Free CPD guide to ventilation available from Mitsubishi Electric

Mitsubishi Electric has launched a new, CPD certified guide to illustrate how effective ventilation can help both the wellbeing of occupants and overall building efficiency.

“If the occupants of a building do not feel healthy and happy within that environment then they cannot be productive and this is true whether the building is an office, a shop, a hotel or a school,”

explains Perry Jackson, General Manager of the company’s Ventilation Division.

A good ventilation system is at the heart of many aspects of occupant health and comfort. As well as providing a healthy atmosphere it also contributes to the heating and cooling of the building. Getting it right is therefore an important step to delivering a ‘good’ building.

There are several factors that affect how humans react to their indoor environment, including access to daylight, type of lighting, temperature, space and indoor air quality.

CIBSE (Chartered Institute of Building Services Engineers) defines good indoor air quality as air with no known contaminants at harmful concentrations.

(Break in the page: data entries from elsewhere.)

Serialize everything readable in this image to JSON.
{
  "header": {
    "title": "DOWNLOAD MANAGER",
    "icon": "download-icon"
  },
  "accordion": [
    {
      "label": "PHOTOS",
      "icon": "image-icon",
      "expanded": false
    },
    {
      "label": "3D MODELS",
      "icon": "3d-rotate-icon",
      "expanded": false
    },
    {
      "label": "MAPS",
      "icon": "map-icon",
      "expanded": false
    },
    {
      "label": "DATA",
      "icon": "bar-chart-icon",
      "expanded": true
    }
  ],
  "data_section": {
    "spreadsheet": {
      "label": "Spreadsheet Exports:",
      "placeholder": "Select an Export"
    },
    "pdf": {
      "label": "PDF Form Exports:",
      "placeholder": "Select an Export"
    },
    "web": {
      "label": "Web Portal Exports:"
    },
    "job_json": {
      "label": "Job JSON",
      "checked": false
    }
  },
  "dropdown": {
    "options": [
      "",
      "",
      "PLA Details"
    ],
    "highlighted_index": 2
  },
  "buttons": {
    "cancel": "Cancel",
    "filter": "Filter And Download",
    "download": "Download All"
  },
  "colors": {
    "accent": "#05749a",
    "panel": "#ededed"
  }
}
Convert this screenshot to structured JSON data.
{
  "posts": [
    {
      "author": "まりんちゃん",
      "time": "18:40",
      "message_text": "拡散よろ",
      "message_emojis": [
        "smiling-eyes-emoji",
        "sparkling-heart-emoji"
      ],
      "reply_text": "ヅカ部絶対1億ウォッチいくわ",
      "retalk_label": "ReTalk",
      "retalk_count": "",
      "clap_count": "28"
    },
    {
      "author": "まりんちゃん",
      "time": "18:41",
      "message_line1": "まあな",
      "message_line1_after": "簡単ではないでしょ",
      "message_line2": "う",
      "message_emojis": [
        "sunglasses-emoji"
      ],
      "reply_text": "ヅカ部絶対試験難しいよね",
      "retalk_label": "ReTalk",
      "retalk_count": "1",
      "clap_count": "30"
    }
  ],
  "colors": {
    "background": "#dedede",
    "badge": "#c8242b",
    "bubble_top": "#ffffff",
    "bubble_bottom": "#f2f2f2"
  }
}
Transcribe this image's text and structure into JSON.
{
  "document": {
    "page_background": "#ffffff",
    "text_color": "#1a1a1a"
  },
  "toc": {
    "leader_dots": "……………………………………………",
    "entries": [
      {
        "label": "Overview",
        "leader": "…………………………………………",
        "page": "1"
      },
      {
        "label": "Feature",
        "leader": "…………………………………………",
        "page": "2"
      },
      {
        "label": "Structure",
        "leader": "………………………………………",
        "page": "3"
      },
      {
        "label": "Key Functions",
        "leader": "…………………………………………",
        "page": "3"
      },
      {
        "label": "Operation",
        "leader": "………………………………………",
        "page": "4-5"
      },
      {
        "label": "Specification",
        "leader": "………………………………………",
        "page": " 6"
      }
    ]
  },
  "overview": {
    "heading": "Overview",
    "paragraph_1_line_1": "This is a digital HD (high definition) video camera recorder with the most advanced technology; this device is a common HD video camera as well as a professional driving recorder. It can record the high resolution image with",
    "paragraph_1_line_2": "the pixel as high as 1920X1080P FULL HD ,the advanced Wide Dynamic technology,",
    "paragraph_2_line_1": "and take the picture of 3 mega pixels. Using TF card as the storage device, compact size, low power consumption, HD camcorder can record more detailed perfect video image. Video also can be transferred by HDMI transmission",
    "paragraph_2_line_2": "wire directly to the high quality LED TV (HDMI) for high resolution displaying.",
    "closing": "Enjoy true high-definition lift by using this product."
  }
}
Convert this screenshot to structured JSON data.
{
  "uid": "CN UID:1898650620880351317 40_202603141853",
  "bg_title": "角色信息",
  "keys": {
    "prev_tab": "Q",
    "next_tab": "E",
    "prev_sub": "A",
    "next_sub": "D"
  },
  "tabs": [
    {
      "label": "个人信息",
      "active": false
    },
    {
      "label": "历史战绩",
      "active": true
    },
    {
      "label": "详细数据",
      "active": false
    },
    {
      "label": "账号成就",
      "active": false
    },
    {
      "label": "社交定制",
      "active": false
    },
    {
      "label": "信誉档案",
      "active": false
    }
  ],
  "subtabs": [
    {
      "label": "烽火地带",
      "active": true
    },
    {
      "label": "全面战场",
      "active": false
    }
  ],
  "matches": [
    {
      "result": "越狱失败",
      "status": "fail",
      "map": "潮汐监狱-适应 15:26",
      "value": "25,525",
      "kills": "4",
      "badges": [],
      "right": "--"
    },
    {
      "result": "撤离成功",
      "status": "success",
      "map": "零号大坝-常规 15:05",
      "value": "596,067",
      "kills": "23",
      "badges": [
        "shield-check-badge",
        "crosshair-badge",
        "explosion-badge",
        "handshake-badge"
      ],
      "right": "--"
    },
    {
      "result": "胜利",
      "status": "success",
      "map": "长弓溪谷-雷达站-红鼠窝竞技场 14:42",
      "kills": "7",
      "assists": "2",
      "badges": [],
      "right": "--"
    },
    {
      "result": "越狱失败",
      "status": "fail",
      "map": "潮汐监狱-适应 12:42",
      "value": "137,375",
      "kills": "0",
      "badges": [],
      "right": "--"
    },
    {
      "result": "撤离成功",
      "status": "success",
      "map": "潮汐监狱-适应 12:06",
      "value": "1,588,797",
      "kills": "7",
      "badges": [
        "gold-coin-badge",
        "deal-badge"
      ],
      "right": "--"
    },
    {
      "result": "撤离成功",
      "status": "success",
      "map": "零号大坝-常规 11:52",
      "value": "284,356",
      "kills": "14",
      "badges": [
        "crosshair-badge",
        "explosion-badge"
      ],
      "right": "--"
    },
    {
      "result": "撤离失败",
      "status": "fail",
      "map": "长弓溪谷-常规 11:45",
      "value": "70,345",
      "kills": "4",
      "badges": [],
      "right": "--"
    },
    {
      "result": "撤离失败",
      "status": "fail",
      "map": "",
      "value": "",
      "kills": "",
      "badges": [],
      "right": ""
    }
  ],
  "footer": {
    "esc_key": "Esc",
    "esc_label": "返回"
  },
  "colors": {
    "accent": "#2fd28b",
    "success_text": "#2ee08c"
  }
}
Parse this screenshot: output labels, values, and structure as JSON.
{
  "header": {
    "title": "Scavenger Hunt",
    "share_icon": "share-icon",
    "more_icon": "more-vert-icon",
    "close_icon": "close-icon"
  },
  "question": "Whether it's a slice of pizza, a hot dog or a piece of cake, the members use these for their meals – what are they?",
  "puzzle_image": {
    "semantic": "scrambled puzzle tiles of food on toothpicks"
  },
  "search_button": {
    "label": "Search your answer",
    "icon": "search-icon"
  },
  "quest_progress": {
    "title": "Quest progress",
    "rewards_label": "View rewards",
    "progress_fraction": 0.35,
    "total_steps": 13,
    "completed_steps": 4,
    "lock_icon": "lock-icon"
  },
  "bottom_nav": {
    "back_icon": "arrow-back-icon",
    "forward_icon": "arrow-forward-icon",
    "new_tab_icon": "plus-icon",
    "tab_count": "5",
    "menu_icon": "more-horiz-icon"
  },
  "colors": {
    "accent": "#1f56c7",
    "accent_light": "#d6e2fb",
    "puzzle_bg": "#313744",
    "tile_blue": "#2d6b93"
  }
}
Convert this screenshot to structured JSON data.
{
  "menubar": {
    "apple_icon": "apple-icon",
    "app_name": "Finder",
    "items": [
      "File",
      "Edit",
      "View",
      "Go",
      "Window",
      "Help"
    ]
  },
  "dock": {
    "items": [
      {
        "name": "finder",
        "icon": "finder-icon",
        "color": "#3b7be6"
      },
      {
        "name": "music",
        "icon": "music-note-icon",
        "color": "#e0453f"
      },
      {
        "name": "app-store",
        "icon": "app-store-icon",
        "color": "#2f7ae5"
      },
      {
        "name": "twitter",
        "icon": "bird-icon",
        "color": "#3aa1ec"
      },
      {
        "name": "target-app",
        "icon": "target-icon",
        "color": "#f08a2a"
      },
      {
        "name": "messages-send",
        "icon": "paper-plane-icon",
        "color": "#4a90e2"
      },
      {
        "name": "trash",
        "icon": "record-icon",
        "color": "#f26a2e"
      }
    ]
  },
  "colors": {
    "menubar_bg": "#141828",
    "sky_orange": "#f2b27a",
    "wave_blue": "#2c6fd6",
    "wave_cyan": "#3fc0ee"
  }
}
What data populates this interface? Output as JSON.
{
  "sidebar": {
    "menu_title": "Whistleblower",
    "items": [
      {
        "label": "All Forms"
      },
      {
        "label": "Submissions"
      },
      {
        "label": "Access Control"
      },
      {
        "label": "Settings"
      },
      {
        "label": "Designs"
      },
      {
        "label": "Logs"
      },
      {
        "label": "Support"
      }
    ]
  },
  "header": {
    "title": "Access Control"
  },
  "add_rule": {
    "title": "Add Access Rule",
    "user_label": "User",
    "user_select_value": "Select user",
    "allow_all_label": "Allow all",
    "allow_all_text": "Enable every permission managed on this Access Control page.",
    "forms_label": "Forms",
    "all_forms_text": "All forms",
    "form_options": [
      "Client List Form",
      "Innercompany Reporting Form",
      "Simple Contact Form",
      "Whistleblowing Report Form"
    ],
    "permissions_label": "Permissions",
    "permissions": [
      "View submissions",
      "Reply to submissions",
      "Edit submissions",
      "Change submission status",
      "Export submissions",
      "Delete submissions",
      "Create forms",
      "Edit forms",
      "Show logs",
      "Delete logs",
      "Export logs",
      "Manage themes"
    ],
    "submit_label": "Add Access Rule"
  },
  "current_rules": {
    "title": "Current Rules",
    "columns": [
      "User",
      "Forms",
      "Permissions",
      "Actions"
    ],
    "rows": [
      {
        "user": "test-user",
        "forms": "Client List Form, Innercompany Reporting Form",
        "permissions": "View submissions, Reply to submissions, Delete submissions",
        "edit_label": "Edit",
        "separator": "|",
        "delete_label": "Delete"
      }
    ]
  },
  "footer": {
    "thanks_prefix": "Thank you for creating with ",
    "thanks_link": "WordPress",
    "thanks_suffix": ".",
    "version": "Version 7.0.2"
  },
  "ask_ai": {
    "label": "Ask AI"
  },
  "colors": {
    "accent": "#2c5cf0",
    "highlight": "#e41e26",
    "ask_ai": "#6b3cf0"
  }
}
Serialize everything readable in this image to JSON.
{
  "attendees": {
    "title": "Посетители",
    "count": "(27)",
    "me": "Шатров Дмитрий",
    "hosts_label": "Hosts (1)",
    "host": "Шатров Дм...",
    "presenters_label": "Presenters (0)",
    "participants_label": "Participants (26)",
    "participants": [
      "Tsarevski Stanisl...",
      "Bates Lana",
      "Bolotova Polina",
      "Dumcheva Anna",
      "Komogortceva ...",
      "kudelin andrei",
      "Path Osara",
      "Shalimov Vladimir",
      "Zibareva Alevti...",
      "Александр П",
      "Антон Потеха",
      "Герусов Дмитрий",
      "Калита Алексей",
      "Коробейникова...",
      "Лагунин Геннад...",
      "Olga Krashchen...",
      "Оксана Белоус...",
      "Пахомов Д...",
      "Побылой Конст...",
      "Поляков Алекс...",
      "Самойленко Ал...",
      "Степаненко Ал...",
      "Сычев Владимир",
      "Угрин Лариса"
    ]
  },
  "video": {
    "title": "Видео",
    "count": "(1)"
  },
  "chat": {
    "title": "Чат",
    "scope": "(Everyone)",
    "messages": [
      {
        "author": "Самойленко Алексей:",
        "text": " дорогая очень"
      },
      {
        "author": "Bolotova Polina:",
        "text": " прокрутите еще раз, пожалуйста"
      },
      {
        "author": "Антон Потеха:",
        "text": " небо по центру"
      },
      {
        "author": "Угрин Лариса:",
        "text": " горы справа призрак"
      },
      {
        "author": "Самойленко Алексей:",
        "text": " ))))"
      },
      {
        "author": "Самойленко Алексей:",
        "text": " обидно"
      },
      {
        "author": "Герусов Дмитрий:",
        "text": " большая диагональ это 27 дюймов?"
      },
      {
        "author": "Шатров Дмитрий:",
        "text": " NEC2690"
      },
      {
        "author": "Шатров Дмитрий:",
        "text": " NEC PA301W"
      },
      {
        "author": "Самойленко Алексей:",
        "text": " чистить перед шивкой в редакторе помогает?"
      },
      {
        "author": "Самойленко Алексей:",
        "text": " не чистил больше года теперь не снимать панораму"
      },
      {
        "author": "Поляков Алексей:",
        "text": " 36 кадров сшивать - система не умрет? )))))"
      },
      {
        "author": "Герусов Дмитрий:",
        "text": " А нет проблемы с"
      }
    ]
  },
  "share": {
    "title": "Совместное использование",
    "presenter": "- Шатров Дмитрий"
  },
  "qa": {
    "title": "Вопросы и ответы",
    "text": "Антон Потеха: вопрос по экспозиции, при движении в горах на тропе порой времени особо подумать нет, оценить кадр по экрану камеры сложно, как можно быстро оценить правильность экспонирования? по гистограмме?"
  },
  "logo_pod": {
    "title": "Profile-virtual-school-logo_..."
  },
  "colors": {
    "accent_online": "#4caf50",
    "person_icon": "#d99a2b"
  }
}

These include volatile organic compounds (VOCs) that are released from carpet glues; carbon dioxide from occupants; odours and other particulates. Minimising and filtering these is important but occupants also need to have a sense of ‘freshness’ which means keeping CO2levels to a minimum as well.

Part F of the Building Regulations (2010) deals with ventilation in buildings. For non-domestic buildings the required rate of ventilation is 10 litres/s per person.

However, this is described as a moderate to medium level of air quality and other guidance suggests that for a high standard of indoor air quality, a ventilation rate of 15 litres/s per person is more appropriate (BS EN 13779 Ventilation for buildings).

“Ventilation can also impact on internal space temperatures,”

adds Jackson.

“Higher ventilation rates may increase air quality for occupants but could actually cause drafts.”

Designers also need to take into account the effects of both latent and sensible heat which can help keep the indoor climate less dry and more comfortable whilst reducing heat losses – leading to savings in both energy and running costs.

“Stricter regulations are demanding highly insulated, energy efficient buildings and there is now a pressing need for fresh air in today’s modern premises,” says Jackson. “This new guide examines the different options available to designers and their effectiveness within different types of buildings.”

To obtain a copy of the guide call 01707 282880 or email ventilation(Replace this parenthesis with the @ sign)